received an e-mail from a photojournalist whom I knew from my post student
days in London. He has a cool name. Zed Nelson. I knew him as Zik.
remembered I was enthralled by his unstoppable ambition, his seemingly
insatiable need to witness, record and mirror everything quirky about
human nature through his lens.
didn’t know it then but I now think perhaps it was his way of
understanding the world. If you capture human beings in black and white
and colour, doing strange things and hold the image up against the light,
then maybe it will go some way in unravelling the mystery of why they do
what they do.
here he was, 18 years later writing to me asking for a stamp of Wendy
did what you do with people you have known in the past. Googled him. I
learned he was now an award-winning journalist who worked with Time
Magazine. He had published a book, Gun Nation, to wide acclaim and awards.
review read: “This hard-hitting visual essay, shot throughout the United
States over a three-year period, shows how deeply guns are ingrained in
the American way of life. Haunting photographs of ordinary people living
ordinary lives reveal a world where firearms have become as American as
apple pie, where Magnums and Uzis replace pitchforks and bibles as
national symbols of freedom; here large sectors of society are as naked
without their weapons as they’d be without their cars.”
all edit our lives in some way. We all have blind spots. We don’t see
ourselves clearly. But artists force us to. And as a photojournalist Zed
forced Americans to acknowledge that the menace of a gun had penetrated
the American dream.
wrote: “I really want to photograph the stamp for my Beauty Project
about cultural obsession with youth and beauty. Is it easy to find this
stamp, as mentioned in the extract below?”
“extract” read like this:
1998 winner of Miss Universe was Wendy Fitzwilliam, a law student from
Trinidad and Tobago, and has become a national heroine. She appears on
postage stamps and has a street, a city park, and a hospital wing after
her, this in a country whose most famous writer, the Nobel Prize winner
Sir VS Naipaul, (has) been accorded no such honour.”
bald detached description of us was startling.
made me feel as if we Trinidadians and what we represent are simply one of
Zeds “subjects,” worthy of mention because we are just that, strange.
that isolated statement hit me hard because it didn’t pretend to have
any deep understanding of our steaming complex society, didn’t have an
agenda, but was the simple truth as the world saw us.
that truth was sad.
is great. Wendy is a strong professional role model. Wendy is a beauty

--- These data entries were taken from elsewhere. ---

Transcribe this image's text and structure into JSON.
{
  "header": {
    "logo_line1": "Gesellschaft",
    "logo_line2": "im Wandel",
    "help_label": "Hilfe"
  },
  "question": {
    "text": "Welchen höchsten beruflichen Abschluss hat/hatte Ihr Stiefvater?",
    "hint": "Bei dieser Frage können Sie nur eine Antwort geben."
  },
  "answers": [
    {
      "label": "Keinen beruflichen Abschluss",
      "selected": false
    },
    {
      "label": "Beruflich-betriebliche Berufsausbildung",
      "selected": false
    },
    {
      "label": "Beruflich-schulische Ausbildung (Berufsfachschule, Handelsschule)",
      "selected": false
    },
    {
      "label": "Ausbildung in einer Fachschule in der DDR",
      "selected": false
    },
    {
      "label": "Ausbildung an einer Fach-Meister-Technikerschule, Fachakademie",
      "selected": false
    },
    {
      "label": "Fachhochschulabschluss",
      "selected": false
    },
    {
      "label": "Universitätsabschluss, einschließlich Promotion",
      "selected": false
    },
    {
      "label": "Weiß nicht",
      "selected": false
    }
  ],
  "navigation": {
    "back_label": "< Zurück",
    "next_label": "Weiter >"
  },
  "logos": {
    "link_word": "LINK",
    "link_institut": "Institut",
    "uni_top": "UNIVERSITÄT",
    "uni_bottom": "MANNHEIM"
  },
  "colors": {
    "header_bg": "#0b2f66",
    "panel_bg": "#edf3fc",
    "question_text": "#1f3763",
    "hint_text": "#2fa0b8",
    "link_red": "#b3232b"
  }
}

queen with fantastic genetics. If she were a hunch-backed she wouldn’t
have been famous for her law degree or her strength of character. We like
her because she’s beautiful.

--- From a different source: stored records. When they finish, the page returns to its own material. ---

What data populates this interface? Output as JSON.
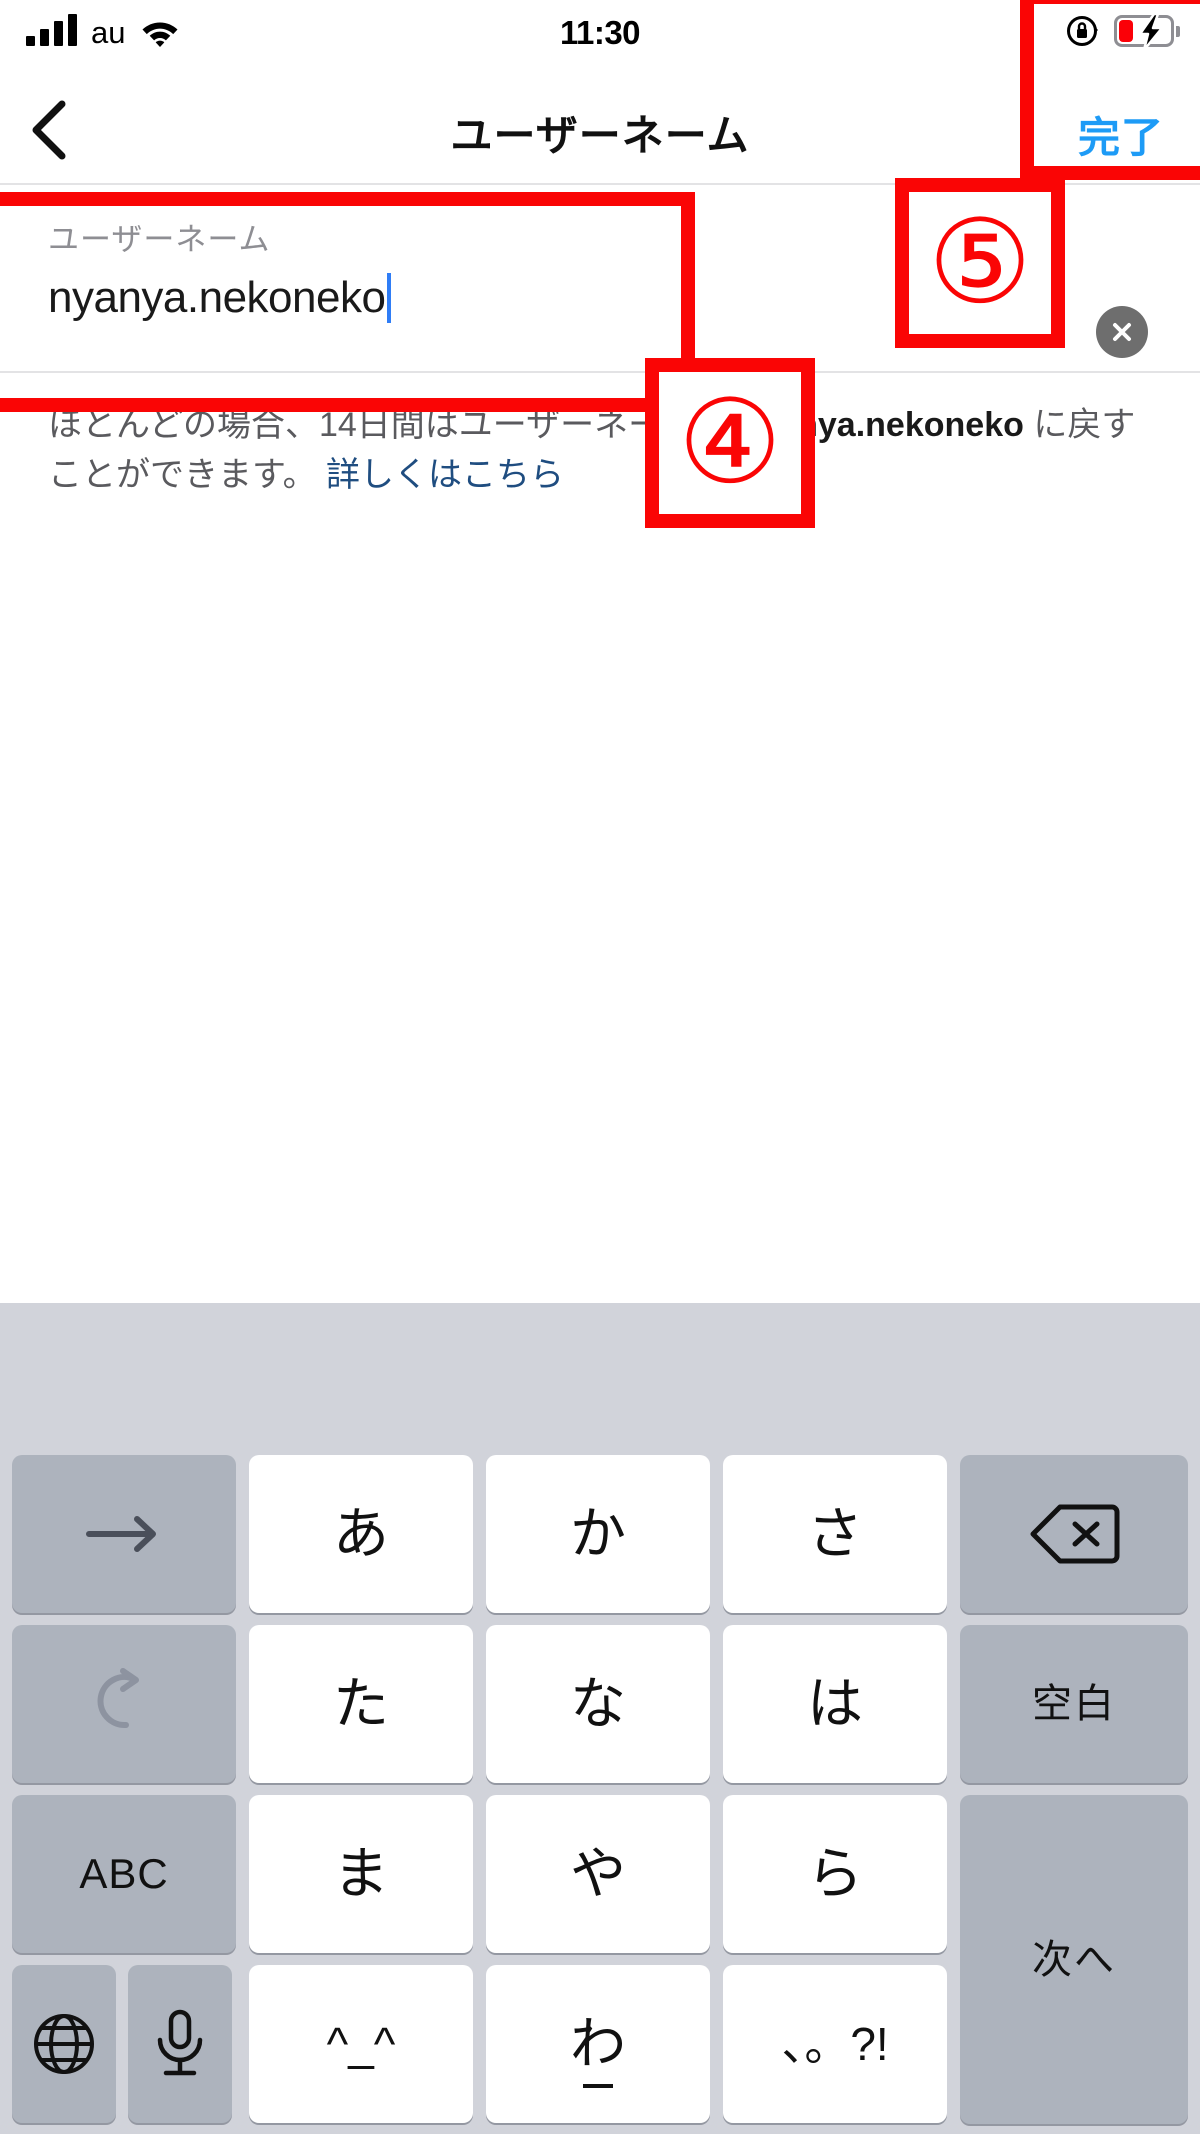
{
  "status_bar": {
    "carrier": "au",
    "time": "11:30",
    "signal_icon": "signal-bars-icon",
    "wifi_icon": "wifi-icon",
    "rotation_lock_icon": "rotation-lock-icon",
    "battery_icon": "battery-charging-low-icon"
  },
  "nav_bar": {
    "back_icon": "chevron-left-icon",
    "title": "ユーザーネーム",
    "done_label": "完了",
    "done_color": "#1d9bf6"
  },
  "field": {
    "label": "ユーザーネーム",
    "value": "nyanya.nekoneko",
    "placeholder": "ユーザーネーム",
    "clear_icon": "clear-circle-x-icon",
    "caret_color": "#2f7df6"
  },
  "description": {
    "part1": "ほとんどの場合、14日間はユーザーネームを ",
    "username": "nyanya.nekoneko",
    "part2": " に戻すことができます。 ",
    "link": "詳しくはこちら",
    "link_color": "#1f4d80"
  },
  "annotations": {
    "color": "#fa0505",
    "marker_4": "④",
    "marker_5": "⑤"
  },
  "keyboard": {
    "background": "#d1d3da",
    "keys": [
      {
        "name": "key-arrow-right",
        "label": "→",
        "type": "icon-arrow",
        "style": "dark"
      },
      {
        "name": "key-a-row",
        "label": "あ",
        "style": "light"
      },
      {
        "name": "key-ka-row",
        "label": "か",
        "style": "light"
      },
      {
        "name": "key-sa-row",
        "label": "さ",
        "style": "light"
      },
      {
        "name": "key-backspace",
        "label": "⌫",
        "type": "icon-backspace",
        "style": "dark"
      },
      {
        "name": "key-undo",
        "label": "↺",
        "type": "icon-undo",
        "style": "dark"
      },
      {
        "name": "key-ta-row",
        "label": "た",
        "style": "light"
      },
      {
        "name": "key-na-row",
        "label": "な",
        "style": "light"
      },
      {
        "name": "key-ha-row",
        "label": "は",
        "style": "light"
      },
      {
        "name": "key-space",
        "label": "空白",
        "style": "dark"
      },
      {
        "name": "key-abc",
        "label": "ABC",
        "style": "dark"
      },
      {
        "name": "key-ma-row",
        "label": "ま",
        "style": "light"
      },
      {
        "name": "key-ya-row",
        "label": "や",
        "style": "light"
      },
      {
        "name": "key-ra-row",
        "label": "ら",
        "style": "light"
      },
      {
        "name": "key-next",
        "label": "次へ",
        "style": "dark"
      },
      {
        "name": "key-globe",
        "label": "🌐",
        "type": "icon-globe",
        "style": "dark"
      },
      {
        "name": "key-microphone",
        "label": "🎤",
        "type": "icon-mic",
        "style": "dark"
      },
      {
        "name": "key-emoticon",
        "label": "^_^",
        "style": "light"
      },
      {
        "name": "key-wa-row",
        "label": "わ",
        "style": "light"
      },
      {
        "name": "key-punctuation",
        "label": "、。?!",
        "style": "light"
      }
    ]
  }
}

you can’t compare what you absorb from a book, with what you absorb from
a photo of a beauty queen. You can’t compare Nobel Laureates Derek

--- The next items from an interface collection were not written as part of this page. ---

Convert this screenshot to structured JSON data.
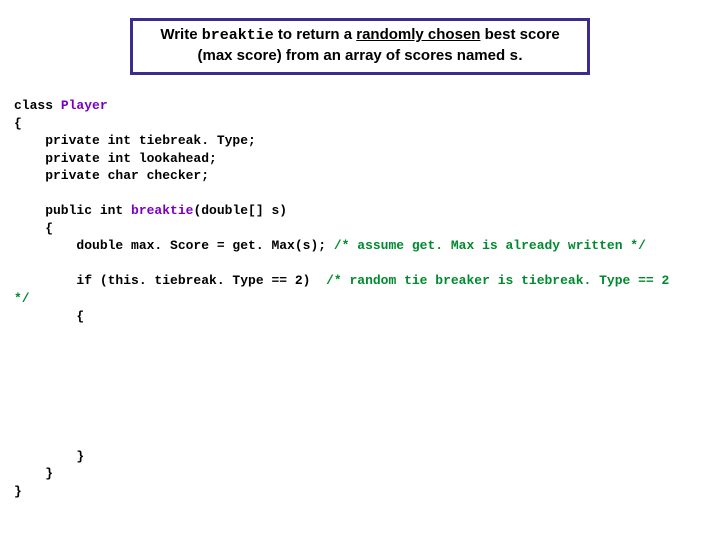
{
  "banner": {
    "w1": "Write ",
    "mono": "breaktie",
    "w2": " to return a ",
    "ul": "randomly chosen",
    "w3": " best score",
    "line2a": "(max score) from an array of scores named ",
    "line2mono": "s",
    "line2b": "."
  },
  "code": {
    "l1a": "class ",
    "l1b": "Player",
    "l2": "{",
    "l3": "    private int tiebreak. Type;",
    "l4": "    private int lookahead;",
    "l5": "    private char checker;",
    "blank1": "",
    "l6a": "    public int ",
    "l6b": "breaktie",
    "l6c": "(double[] s)",
    "l7": "    {",
    "l8a": "        double max. Score = get. Max(s); ",
    "l8b": "/* assume get. Max is already written */",
    "blank2": "",
    "l9a": "        if (this. tiebreak. Type == 2)  ",
    "l9b": "/* random tie breaker is tiebreak. Type == 2",
    "l10": "*/",
    "l11": "        {",
    "blank3": "",
    "blank4": "",
    "blank5": "",
    "blank6": "",
    "blank7": "",
    "blank8": "",
    "blank9": "",
    "l12": "        }",
    "l13": "    }",
    "l14": "}"
  }
}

Walcott and Sir Vidia Naipaul, and CLR James, Sam Selvon, Earl Lovelace,
with Miss Trinidad and Tobago, Miss World or Miss Universe.
great writers force us confront ourselves, to expand our minds, to
discover endless worlds in a way a bikini never can. They allow us, as do
photographers, to see ourselves as we really are, to discover our
commonality with people in continents everywhere from a slum in Calcutta
to a sleek street in Belgium. Books reflect our particular beauty, menace
fear that microscopic gaze on us. Fear that it will find us vacuous,
lightweight, and illiterate, because that is not what we are at all. Not